New parents are inundated with charts about their newborn's length, head circumference, weight and growth trajectories. The numbers and percentiles, which represent averages for optimal health, follow kids in their medical charts from birth and through childhood.
But there's one area of concern for many parents that is not included in the health records of little boys: penis size. And doctors are noticing that worries about a too-small penis tend to come from moms and dads (mostly dads) whose sons are overweight or obese.
In a recent post on the New York Times Well blog, Dr. Perri Klass explains that while most little boys' penises fall into the normal range from birth, being overweight or obese can give the illusion of a smaller-than-average penis by the time boys reach their tweens. Though excess fat is the actual problem (both visually and health-wise), doctors report that penis size is what parents (especially dads) are asking about.
Klass writes that these questions about penis size have become more common over the past decade, and it's at a time when they're also seeing more overweight young patients. Parents of 10- and 11-year-old boys, apparently, frequently remark that their sons' penises appear too short. Doctors told Klass that mostly moms bring it up—though they say it's the dads who are obsessing about it.
So what's the deal with pre-adult penis sizes?
Klass writes that infant and toddler penises can look very small in the first place, since they haven't yet gone through puberty. When boys are larger (especially overweight or obese), their average-size genitals seem even smaller—sometimes because the penis gets buried in the "fat pad" in front of the pubic bone. That fat pad and pre-pubescence conspire to create what doctors unofficially call a "hidden penis," when the organ has not yet benefited from growth during puberty and is significantly covered by the fat pad.
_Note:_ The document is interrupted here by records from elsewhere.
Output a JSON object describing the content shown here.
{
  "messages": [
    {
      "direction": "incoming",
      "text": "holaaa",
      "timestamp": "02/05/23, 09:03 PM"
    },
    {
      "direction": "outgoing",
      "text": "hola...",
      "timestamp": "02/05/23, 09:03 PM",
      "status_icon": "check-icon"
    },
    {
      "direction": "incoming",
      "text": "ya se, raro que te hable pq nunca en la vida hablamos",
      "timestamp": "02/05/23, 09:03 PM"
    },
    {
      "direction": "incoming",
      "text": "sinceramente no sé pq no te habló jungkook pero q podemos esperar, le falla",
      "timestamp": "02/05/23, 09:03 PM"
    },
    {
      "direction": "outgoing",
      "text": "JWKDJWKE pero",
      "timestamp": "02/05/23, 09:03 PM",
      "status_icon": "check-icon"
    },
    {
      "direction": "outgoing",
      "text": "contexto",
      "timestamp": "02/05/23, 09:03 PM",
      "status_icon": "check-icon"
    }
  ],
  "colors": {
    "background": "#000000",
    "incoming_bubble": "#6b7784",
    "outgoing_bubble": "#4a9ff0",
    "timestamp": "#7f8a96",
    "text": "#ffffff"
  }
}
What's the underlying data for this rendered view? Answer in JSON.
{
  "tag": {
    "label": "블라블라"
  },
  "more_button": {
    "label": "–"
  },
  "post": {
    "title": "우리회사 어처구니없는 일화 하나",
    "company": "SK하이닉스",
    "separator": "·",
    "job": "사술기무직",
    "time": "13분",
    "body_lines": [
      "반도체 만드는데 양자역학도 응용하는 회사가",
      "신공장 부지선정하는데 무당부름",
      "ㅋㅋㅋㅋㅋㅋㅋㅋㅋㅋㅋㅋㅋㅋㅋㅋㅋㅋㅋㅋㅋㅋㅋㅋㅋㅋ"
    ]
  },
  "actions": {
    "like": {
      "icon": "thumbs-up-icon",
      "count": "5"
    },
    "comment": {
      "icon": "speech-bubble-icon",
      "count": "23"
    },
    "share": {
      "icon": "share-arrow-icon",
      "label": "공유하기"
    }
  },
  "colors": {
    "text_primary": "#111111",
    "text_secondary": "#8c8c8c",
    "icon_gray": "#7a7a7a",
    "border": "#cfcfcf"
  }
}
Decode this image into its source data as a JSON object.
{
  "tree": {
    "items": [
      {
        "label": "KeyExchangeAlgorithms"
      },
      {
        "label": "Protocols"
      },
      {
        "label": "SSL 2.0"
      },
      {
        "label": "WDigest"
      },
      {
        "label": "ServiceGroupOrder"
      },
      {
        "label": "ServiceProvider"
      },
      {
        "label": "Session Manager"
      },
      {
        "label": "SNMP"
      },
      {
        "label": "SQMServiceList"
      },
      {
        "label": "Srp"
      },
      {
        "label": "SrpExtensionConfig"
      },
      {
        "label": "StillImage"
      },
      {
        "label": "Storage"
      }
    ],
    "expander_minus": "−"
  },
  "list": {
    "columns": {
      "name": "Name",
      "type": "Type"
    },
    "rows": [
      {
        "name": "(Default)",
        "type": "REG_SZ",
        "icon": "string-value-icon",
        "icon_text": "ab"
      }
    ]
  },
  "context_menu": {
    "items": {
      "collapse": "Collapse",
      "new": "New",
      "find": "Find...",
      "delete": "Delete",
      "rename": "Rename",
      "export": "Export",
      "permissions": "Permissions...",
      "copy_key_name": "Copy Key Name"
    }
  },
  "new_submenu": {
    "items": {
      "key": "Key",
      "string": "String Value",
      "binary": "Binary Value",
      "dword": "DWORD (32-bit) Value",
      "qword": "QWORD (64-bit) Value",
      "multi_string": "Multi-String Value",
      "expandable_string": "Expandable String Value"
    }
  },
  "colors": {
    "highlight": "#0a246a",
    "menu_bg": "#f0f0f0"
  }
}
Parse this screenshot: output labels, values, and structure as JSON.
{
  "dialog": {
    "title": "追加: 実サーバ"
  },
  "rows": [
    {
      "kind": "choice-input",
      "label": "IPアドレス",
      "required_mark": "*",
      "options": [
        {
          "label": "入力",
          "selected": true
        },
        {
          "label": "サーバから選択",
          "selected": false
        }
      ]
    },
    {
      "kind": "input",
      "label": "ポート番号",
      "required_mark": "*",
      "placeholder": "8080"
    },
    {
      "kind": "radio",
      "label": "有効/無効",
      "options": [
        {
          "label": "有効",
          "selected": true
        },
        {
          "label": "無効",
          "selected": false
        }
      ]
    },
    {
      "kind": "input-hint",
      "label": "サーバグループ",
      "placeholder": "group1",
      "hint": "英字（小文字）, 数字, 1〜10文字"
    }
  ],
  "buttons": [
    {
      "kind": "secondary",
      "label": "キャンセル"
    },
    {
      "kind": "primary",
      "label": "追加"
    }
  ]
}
For some boys, both of those things (plus a condition that one doctor calls "slidey penis") all but make the male organ disappear. In these cases, "the soft tissue below the skin of the penis doesn’t adhere well to the Buck’s fascia, the thick covering that surrounds the penile nerves and arteries," explained Dr. Aseem Shukla, a pediatric urologist at Children’s Hospital of Philadelphia and associate professor of urology at the Perelman School of Medicine at the University of Pennsylvania. So the shaft sinks into the body, and only the skin (or foreskin in uncircumcised boys) is visible.
There are surgical options to fix "slidey penis," though doctors prefer to wait until after puberty, when these things sometimes fix themselves. In other cases, weight loss gives a more accurate idea of size.
In very few cases, boys are born with a condition called a micro-penis, though this is typically diagnosed at birth.
Shukla acknowledges these are uncomfortable conversations, but ones that often end with relief for the boys. Usually, he advises them to lose a little weight and also to get through puberty. He'll also sometimes demonstrate to the boys who are concerned and overweight that, in terms of penis size, they're prefectly normal and not in need of treatment.
“I push down and I show them the length and width,” Shukla said. Then he tells them they're completely fine and will have a great life.
Now that that's settled... As parents, can we find more important things to obsess about?